A complete answer lists every line of the material where the string "legend" occurs.

Data to examine below:

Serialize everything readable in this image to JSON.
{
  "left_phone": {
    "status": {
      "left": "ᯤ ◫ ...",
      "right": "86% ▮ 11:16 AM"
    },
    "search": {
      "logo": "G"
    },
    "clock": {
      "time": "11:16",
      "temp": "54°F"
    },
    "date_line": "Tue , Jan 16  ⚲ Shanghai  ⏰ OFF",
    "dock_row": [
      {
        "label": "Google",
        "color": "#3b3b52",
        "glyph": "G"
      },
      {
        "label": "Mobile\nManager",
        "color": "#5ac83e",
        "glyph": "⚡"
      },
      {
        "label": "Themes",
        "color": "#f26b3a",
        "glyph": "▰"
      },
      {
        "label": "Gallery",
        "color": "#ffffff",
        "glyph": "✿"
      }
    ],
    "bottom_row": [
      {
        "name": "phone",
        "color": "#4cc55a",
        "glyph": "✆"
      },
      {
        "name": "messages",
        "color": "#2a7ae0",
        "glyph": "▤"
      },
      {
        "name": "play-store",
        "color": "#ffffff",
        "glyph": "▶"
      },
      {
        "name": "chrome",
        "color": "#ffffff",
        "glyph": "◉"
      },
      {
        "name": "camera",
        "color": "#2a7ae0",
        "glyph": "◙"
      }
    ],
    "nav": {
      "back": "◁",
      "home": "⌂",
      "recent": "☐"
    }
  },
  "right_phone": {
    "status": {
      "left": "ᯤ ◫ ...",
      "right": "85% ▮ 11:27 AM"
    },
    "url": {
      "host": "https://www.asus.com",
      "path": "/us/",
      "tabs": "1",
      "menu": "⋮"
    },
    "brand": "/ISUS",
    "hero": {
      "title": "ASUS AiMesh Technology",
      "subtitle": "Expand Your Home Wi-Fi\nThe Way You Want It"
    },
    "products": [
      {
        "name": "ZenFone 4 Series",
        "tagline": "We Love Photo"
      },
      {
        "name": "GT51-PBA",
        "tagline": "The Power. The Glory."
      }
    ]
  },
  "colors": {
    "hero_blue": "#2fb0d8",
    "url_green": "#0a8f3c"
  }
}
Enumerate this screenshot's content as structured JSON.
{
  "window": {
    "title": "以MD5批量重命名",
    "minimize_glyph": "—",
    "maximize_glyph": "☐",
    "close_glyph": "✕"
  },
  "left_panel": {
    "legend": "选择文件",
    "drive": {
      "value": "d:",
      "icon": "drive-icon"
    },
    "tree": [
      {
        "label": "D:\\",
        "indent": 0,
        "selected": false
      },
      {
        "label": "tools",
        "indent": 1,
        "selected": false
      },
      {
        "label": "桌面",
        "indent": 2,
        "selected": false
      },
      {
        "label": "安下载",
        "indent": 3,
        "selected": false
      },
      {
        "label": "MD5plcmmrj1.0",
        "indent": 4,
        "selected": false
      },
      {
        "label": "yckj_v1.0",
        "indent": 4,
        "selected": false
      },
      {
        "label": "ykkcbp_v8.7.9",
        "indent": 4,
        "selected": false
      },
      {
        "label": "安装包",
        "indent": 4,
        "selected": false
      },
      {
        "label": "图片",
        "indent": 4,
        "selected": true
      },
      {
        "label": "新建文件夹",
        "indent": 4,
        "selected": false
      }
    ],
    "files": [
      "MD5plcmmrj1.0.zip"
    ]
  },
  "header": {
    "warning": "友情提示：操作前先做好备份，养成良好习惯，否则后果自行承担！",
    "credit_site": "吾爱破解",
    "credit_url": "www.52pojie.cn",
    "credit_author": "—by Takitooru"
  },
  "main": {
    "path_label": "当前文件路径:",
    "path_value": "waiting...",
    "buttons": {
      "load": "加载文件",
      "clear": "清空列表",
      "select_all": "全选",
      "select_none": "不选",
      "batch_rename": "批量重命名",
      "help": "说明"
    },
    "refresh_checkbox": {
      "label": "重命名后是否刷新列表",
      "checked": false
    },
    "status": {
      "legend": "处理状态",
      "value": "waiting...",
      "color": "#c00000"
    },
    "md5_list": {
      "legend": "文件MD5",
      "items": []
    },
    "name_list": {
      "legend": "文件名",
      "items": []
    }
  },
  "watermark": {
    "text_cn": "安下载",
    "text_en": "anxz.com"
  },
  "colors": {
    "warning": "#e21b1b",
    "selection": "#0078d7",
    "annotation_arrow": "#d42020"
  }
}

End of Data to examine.

Exercise output ->
    "legend": "选择文件",
      "legend": "处理状态",
      "legend": "文件MD5",
      "legend": "文件名",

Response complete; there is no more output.